> Task details: Your reply should consist of one number: how many lines below contain "JSON".

++++ Supplied entries ++++

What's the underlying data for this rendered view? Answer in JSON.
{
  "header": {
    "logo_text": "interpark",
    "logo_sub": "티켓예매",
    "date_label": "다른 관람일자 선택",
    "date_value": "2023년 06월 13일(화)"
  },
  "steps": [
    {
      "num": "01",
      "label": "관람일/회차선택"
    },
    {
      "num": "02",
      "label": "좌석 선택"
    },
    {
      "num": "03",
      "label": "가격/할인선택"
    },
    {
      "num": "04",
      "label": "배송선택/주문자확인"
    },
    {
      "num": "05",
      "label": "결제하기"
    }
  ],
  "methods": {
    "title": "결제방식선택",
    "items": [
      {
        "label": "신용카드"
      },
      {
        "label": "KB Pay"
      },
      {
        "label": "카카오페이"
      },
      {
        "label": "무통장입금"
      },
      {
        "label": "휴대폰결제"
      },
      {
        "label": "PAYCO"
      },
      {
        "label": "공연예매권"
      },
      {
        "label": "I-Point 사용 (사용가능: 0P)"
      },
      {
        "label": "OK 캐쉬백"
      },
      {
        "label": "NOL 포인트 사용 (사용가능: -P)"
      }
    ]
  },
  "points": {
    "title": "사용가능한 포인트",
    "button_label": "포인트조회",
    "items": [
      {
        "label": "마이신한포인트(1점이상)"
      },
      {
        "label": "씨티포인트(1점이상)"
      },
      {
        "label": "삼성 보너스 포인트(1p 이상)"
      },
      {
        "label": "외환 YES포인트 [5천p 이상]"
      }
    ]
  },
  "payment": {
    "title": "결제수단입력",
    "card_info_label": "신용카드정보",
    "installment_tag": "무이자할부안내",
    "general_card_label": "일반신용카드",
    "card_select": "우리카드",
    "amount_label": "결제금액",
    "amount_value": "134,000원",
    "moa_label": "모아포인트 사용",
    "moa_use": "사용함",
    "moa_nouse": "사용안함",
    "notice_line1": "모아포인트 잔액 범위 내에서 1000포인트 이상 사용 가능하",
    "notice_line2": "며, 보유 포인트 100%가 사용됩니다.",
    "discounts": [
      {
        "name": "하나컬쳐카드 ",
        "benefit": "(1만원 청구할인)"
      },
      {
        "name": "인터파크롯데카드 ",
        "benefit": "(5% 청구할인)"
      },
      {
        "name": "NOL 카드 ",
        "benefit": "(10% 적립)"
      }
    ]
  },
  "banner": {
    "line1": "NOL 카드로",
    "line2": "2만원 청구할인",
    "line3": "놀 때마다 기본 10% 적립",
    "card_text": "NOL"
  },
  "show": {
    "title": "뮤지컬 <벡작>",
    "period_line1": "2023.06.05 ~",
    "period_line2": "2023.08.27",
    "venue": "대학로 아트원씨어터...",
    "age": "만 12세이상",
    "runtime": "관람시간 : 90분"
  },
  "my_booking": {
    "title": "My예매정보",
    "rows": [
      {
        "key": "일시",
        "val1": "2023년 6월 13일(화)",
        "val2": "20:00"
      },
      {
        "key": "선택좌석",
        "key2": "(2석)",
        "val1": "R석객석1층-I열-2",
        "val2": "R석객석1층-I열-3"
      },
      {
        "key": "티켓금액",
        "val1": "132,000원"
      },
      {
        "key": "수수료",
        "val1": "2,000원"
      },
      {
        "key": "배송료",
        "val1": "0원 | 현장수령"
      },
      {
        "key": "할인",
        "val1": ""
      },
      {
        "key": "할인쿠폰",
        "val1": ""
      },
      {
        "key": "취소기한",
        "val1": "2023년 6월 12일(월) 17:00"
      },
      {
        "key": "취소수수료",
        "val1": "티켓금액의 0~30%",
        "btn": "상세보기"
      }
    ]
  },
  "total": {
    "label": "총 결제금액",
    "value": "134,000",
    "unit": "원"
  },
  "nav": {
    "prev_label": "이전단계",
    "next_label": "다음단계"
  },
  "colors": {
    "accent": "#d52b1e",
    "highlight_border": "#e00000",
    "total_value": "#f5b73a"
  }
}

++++
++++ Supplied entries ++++

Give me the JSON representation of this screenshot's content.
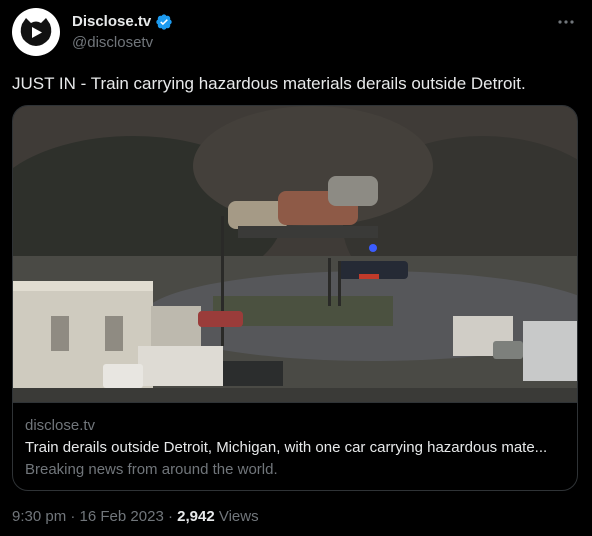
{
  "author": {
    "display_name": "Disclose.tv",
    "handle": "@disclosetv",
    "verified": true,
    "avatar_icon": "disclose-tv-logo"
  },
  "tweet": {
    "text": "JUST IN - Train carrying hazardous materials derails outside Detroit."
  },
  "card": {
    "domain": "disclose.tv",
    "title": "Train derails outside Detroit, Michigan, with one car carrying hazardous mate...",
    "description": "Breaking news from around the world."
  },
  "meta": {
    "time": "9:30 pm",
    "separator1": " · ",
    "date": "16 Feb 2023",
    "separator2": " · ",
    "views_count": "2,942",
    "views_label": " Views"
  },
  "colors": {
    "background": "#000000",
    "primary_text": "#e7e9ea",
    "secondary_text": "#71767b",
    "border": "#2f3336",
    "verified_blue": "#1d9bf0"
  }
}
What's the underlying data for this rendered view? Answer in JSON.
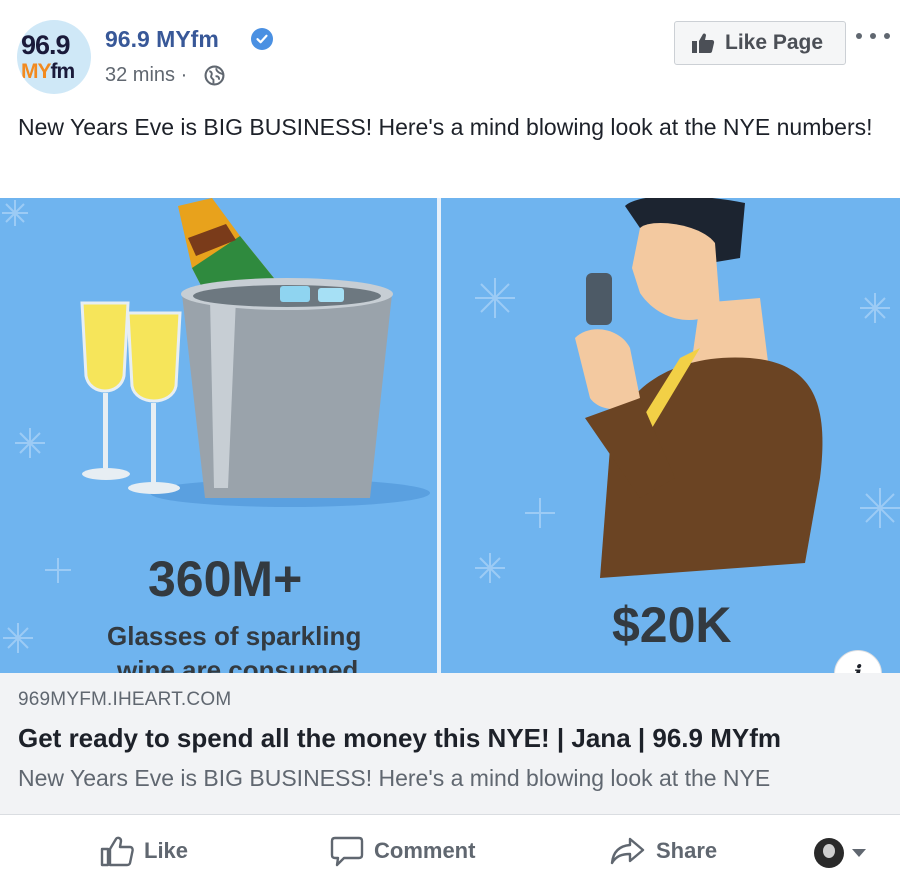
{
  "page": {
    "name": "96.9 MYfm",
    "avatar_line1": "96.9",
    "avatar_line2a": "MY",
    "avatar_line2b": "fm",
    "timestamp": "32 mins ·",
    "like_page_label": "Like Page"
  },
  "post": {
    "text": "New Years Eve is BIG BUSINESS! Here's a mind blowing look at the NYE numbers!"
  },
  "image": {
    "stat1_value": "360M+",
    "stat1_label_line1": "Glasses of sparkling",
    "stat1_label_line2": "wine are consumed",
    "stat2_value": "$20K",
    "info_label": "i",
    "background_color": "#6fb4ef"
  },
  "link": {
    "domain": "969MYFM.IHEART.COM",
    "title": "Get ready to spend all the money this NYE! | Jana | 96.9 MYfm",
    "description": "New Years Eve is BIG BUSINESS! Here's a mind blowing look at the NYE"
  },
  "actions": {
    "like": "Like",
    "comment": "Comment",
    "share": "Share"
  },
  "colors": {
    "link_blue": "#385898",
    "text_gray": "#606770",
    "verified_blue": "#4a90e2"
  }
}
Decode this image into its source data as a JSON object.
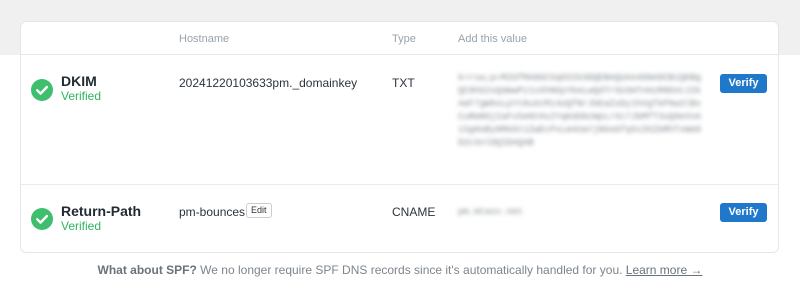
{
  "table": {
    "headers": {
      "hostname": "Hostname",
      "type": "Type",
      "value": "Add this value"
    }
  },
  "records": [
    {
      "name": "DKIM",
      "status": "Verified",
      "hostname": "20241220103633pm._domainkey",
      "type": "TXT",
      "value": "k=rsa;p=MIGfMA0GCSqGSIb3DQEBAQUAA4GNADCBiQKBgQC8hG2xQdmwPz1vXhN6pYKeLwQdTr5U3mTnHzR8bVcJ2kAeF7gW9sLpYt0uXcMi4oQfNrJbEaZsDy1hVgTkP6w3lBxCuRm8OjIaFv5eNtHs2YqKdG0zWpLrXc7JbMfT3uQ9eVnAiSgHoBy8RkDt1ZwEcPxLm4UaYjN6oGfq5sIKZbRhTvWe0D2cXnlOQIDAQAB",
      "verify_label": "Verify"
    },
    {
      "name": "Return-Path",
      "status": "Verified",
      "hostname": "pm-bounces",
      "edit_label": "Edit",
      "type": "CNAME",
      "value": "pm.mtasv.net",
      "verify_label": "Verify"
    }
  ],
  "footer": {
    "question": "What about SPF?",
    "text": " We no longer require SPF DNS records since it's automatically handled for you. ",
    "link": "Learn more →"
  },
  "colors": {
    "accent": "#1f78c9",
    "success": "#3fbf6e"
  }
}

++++
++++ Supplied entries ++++

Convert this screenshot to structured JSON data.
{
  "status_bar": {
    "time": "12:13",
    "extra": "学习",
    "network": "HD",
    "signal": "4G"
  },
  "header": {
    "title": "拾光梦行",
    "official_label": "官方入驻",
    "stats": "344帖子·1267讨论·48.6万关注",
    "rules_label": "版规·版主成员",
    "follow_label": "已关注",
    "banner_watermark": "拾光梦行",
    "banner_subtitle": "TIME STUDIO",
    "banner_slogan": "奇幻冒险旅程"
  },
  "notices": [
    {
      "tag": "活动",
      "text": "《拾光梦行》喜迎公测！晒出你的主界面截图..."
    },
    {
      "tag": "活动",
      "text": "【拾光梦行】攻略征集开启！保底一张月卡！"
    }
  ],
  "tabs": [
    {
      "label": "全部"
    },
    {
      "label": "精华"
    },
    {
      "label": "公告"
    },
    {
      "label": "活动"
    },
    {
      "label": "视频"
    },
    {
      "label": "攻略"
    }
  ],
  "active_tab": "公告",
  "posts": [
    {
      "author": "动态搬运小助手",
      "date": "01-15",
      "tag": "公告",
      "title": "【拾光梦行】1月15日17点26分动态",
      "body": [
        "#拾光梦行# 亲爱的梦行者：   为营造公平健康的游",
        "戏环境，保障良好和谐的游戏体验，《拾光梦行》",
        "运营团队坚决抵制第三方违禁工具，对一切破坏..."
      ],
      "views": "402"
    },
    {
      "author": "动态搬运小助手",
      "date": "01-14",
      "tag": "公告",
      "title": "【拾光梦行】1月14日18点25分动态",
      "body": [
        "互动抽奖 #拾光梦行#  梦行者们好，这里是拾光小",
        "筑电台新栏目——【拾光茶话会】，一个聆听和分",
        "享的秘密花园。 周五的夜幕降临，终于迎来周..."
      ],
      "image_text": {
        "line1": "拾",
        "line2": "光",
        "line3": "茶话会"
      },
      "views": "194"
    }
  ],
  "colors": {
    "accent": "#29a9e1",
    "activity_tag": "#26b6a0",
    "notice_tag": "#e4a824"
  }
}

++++

> Solution: 5